God made marriage to be sure. But he made it as a sign, not a club. The story of marriage in the Bible is splotchy and confusing. After Abram had pawned off his wife Sarai a couple of times, Sarai returned the favor by shopping her husband’s harem to find him a fertile lover. Old blind Isaac was duped by his clear-eyed wife. Jacob had two wives and a mess of problems. David had plenty of wives, but he would kill for that bathing beauty, Bathsheba. Ezekiel was told not to shed a tear for his dead wife, and Hosea was commanded to marry a hooker. Peter dropped his nets—and his wife—and wandered down the road with Jesus. My point here is that, while marriage is depicted in scripture as a beautiful, sacramental gift of God, it’s more complicated than that. So before you sound off about the Bible endorsing a unilateral pro-marriage and pro-family agenda, I would recommend paying closer attention on your next fly-by.
“Family” is the euphemistic code du jour for “Evangelical Christian.” “Focus on the Evangelical Christian” and the “American Evangelical Christian Association” didn’t have the same zing to them as their familiar twins. The watchword for these organizations is the preservation of “traditional family values,” which are, in a nutshell, white American family values from a period of 1939 to 1964. The family values constituency longs for a return to the virginal time before the Civil Rights movement, the Women’s Liberation Movement, the Vietnam War, the War on Poverty, the War on Drugs, John Lennon, and Rock Hudson made the world a more complicated place.

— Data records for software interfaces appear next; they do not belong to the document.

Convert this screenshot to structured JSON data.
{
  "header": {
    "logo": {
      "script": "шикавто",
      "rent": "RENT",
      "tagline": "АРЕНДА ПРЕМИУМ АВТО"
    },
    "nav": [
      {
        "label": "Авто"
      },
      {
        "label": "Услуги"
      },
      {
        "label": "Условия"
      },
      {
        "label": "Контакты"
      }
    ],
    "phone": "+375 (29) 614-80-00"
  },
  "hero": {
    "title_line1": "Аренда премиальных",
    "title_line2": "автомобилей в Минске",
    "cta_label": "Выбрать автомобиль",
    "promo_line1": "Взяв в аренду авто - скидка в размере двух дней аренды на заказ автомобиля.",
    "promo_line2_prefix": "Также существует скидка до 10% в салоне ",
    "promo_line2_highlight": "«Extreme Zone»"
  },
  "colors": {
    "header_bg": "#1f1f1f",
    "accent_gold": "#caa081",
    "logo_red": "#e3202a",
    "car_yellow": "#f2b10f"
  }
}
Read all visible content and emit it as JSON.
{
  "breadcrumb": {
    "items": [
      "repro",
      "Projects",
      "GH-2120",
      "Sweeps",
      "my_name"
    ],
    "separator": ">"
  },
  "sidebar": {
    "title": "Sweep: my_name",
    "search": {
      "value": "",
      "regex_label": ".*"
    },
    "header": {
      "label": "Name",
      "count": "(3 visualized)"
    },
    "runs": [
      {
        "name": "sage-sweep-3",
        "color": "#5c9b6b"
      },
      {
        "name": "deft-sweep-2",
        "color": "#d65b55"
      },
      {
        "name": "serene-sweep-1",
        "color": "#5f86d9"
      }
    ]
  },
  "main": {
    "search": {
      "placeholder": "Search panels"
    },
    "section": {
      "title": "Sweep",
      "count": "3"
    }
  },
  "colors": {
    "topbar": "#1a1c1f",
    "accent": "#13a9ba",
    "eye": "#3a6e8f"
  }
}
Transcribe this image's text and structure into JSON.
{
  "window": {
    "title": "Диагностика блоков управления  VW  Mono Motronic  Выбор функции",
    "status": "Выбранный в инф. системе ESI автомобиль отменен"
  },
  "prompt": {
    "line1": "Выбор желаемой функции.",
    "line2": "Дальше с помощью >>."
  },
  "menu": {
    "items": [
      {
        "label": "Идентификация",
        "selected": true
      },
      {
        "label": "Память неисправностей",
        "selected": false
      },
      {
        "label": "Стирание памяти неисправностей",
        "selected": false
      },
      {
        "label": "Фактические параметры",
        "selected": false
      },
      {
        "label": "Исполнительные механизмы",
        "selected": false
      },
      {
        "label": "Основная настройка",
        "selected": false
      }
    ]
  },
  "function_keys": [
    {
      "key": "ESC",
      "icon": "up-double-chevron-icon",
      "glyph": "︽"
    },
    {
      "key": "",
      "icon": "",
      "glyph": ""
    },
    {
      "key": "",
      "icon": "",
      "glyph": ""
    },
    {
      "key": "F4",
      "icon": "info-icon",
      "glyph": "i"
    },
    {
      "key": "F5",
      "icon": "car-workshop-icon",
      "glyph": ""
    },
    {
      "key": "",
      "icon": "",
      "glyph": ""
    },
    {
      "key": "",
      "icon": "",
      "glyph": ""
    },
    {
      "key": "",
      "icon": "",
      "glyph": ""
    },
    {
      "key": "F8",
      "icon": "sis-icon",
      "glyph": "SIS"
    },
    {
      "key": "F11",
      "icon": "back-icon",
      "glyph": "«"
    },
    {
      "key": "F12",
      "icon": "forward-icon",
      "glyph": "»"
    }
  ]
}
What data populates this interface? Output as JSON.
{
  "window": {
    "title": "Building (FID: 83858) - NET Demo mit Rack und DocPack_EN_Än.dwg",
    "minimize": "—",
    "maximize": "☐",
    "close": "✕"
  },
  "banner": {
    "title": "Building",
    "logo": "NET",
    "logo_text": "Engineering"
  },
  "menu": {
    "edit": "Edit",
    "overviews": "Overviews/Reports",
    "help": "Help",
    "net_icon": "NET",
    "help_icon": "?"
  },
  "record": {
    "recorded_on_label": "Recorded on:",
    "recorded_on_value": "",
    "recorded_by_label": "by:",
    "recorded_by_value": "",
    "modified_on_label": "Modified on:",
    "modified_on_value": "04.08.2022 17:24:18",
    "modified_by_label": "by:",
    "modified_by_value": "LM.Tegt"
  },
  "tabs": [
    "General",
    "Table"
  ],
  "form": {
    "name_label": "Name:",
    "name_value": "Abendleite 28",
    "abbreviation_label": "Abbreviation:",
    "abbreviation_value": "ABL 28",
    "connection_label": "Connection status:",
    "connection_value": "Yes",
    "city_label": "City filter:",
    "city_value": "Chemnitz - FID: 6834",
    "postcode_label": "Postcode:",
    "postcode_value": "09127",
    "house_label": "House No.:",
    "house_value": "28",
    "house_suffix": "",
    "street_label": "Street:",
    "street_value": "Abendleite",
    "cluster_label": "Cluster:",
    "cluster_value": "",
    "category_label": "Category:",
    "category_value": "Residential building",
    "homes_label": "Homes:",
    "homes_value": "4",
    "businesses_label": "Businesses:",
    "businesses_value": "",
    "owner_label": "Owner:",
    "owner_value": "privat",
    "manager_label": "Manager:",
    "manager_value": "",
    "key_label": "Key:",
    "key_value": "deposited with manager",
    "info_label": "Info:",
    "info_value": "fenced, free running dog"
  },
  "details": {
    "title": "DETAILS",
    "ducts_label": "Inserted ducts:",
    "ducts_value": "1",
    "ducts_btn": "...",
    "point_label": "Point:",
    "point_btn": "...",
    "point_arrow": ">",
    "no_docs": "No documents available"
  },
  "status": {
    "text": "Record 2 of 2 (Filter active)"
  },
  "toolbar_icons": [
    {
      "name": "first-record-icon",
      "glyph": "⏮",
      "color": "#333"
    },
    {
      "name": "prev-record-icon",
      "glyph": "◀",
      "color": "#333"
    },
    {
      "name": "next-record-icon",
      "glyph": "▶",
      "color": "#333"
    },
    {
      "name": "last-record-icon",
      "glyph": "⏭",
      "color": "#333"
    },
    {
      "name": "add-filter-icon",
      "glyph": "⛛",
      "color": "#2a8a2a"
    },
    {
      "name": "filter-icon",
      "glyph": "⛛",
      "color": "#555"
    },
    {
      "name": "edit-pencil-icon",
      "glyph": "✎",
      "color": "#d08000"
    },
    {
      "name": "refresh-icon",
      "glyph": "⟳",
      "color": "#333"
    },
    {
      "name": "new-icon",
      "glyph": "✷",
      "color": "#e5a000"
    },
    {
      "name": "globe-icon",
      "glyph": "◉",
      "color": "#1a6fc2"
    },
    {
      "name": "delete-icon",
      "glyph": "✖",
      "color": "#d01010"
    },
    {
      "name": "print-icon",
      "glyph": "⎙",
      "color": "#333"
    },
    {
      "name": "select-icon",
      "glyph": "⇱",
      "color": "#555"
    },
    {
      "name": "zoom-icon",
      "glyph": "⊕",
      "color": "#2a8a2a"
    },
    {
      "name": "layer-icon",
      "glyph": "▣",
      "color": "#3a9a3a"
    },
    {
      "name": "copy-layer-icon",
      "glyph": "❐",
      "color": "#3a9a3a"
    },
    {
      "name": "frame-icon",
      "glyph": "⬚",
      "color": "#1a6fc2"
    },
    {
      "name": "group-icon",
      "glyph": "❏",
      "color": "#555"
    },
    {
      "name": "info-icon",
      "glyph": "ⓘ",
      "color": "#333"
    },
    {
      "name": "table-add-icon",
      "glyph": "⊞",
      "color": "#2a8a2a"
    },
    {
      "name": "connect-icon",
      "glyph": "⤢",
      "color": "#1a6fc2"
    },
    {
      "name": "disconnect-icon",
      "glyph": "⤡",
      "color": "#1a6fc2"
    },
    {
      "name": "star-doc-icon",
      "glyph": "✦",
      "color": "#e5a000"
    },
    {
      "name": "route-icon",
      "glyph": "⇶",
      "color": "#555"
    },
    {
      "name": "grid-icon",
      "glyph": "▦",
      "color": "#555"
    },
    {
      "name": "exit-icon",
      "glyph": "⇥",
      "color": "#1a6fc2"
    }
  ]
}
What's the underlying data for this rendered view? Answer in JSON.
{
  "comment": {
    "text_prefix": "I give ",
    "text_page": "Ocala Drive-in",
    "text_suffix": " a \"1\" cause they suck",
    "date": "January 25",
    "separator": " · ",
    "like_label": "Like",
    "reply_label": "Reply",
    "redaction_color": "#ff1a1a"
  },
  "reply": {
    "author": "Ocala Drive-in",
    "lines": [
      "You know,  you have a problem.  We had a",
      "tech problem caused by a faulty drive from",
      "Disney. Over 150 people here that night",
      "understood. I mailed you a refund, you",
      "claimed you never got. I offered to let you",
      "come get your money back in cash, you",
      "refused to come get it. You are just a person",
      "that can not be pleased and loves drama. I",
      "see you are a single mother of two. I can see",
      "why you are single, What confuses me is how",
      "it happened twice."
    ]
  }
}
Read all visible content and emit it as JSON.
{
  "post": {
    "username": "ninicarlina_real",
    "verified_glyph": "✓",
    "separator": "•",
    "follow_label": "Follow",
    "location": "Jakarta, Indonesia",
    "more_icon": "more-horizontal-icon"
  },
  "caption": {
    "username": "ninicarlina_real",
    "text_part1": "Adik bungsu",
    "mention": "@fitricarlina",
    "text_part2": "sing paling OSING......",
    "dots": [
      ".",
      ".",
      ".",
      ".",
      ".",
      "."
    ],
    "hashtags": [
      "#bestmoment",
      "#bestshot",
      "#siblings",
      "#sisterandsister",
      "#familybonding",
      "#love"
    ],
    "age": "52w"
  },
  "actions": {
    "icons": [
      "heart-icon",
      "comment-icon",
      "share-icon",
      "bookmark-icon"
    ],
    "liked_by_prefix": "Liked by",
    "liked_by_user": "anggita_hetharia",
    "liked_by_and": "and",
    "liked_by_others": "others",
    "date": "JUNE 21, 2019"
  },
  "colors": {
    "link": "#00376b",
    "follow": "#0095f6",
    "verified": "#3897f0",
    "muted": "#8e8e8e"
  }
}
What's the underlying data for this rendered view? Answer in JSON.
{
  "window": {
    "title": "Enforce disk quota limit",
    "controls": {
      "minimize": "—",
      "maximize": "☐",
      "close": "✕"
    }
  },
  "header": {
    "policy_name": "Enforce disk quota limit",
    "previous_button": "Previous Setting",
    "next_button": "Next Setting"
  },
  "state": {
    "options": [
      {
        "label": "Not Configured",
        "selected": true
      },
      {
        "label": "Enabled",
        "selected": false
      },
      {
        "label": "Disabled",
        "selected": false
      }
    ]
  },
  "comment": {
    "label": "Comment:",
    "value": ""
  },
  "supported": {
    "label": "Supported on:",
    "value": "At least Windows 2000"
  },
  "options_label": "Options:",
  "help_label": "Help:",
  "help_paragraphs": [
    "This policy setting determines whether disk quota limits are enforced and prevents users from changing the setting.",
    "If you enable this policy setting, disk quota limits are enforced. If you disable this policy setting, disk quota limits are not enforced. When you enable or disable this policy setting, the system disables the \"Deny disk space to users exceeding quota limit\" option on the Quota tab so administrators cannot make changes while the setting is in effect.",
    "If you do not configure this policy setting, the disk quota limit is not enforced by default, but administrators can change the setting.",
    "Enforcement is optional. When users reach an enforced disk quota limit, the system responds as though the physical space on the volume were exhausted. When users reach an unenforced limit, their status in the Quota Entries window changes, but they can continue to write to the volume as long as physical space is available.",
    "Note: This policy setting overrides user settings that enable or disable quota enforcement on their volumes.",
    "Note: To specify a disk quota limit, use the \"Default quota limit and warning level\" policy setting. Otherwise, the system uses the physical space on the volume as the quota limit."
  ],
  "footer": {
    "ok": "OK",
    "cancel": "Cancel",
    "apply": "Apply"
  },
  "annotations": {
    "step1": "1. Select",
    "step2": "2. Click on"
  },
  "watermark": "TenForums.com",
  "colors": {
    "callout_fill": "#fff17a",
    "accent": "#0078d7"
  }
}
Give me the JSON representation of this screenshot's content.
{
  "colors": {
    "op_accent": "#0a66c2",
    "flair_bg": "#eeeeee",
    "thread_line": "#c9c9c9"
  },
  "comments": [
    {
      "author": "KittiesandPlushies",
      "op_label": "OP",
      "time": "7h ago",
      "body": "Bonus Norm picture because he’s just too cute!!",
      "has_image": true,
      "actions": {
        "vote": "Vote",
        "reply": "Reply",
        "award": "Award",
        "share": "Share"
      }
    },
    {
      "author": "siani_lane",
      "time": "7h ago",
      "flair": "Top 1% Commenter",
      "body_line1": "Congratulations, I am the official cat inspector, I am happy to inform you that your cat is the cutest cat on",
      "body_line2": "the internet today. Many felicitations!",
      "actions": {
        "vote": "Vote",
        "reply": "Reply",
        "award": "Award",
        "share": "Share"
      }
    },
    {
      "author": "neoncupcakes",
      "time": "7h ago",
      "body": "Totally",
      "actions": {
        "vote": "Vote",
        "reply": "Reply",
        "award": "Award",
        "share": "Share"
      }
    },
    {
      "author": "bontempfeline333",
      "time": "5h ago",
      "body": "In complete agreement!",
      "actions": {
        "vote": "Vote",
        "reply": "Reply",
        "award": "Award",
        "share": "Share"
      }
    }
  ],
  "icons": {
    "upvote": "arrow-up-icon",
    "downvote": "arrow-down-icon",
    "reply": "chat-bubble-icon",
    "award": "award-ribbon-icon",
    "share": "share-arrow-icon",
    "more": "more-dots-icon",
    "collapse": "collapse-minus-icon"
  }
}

When I read the Bible, I get the distinct sense that Jesus wasn’t interested in saving the nuclear family from a windy onslaught of liberal opinions. I rather get the impression that he was concerned with diving headfirst into the unvarnished messiness of the human condition and saving us—as individuals, as families, as communities, as people—from our own unhinged self-absorption and festering lovelessness.
- Ben Ponder, “Idolatry of the Family”